WASHINGTON – Congress today will examine discriminatory hiring practices and attitudes in its own back yard – the federal work place.
The House Government Reform and Oversight civil service subcommittee is concerned about the 19,000-plus active discrimination complaints filed by federal workers with the Equal Employment Opportunity Commission.
Discrimination in the federal work place can range from what Del. Eleanor Holmes Norton, D-D.C., called “good old fashion racism,” like name calling and insulting notes, to unfair hiring practices.
Institutional discrimination keeps minorities out of high paying jobs and positions of responsibility, said Rep. Albert Wynn, D-Prince George’s.
For example, Wynn said only six of 398 senior executives at the Agriculture Department are Hispanic. At the Interior Department, only 38 of 1,159 employees at the highest GS pay grade are black.
The subcommittee also is concerned with work place climate.
Interior Department officials pointed to a case of an employee who received a “certificate” from supervisors that read: “Fer all da good hep that Leland Braggs has done with hees big mussels n assistn hees boss womann with puttin up walls n hookun up kumpooter thangs in da kuppel a munths dat she ben so overwhilmd.”
That case was one of several reported to the civil service panel in its first hearing, which focused not only on discrimination but potential changes to the EEOC complaint system.

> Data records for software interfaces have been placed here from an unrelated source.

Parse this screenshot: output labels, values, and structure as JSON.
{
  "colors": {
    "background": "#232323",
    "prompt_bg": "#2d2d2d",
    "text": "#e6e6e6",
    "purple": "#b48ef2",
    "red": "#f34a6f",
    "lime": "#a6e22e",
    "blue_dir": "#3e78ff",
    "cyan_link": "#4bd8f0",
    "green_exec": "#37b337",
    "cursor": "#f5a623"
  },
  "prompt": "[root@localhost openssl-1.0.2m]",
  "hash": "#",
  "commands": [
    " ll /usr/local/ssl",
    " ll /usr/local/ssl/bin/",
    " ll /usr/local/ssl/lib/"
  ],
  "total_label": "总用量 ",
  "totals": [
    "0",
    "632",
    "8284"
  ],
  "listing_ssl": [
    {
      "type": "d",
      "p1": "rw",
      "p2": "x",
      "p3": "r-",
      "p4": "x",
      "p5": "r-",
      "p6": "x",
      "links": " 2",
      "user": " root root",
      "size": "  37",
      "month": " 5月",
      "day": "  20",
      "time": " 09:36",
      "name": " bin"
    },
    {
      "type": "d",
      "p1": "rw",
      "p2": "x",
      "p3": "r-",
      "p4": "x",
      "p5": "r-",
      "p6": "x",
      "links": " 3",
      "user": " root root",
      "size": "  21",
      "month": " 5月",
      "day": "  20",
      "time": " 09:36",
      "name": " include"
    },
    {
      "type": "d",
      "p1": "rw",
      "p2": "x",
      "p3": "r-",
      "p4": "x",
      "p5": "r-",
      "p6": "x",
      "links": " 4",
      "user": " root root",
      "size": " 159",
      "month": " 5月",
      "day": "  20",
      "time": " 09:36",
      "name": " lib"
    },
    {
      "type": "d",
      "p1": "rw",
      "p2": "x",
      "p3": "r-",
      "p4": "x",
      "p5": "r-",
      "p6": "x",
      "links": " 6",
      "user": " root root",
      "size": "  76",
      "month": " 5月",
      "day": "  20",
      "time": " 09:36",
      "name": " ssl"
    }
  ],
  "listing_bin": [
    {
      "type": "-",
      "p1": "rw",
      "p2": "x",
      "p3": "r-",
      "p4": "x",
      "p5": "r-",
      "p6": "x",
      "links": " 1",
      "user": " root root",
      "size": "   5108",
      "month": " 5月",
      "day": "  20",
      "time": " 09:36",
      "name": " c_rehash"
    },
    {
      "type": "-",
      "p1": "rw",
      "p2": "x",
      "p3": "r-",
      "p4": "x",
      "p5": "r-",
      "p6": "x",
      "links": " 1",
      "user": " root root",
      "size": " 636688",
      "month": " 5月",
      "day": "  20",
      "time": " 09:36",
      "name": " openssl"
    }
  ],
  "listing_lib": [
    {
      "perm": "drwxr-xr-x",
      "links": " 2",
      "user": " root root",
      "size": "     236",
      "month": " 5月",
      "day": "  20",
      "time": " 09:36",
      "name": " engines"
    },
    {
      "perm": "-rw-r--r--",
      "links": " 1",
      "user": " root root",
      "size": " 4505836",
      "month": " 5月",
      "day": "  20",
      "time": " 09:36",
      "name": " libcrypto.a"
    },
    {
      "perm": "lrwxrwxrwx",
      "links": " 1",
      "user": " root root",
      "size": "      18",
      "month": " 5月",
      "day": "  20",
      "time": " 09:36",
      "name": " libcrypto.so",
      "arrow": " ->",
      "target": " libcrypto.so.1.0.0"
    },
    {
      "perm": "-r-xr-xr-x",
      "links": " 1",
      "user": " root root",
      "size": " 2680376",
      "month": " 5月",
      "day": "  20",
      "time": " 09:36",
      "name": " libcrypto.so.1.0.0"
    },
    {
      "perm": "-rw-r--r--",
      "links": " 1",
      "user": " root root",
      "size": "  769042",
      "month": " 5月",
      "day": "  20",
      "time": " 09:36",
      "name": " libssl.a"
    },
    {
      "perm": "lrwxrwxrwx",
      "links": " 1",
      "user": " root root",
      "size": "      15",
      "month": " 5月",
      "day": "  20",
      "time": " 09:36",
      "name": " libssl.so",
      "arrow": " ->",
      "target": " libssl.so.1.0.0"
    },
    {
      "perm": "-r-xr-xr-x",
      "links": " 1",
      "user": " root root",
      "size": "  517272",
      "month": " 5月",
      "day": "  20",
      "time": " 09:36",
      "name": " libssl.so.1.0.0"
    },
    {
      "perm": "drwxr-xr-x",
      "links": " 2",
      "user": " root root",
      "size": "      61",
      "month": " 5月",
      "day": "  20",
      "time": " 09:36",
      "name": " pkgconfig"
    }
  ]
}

Today the subcommittee is expected to hear from more federal employees involved in discrimination complaints and Rep. Charles Canady, R-Fla., who has worked to eliminate federal affirmative action programs.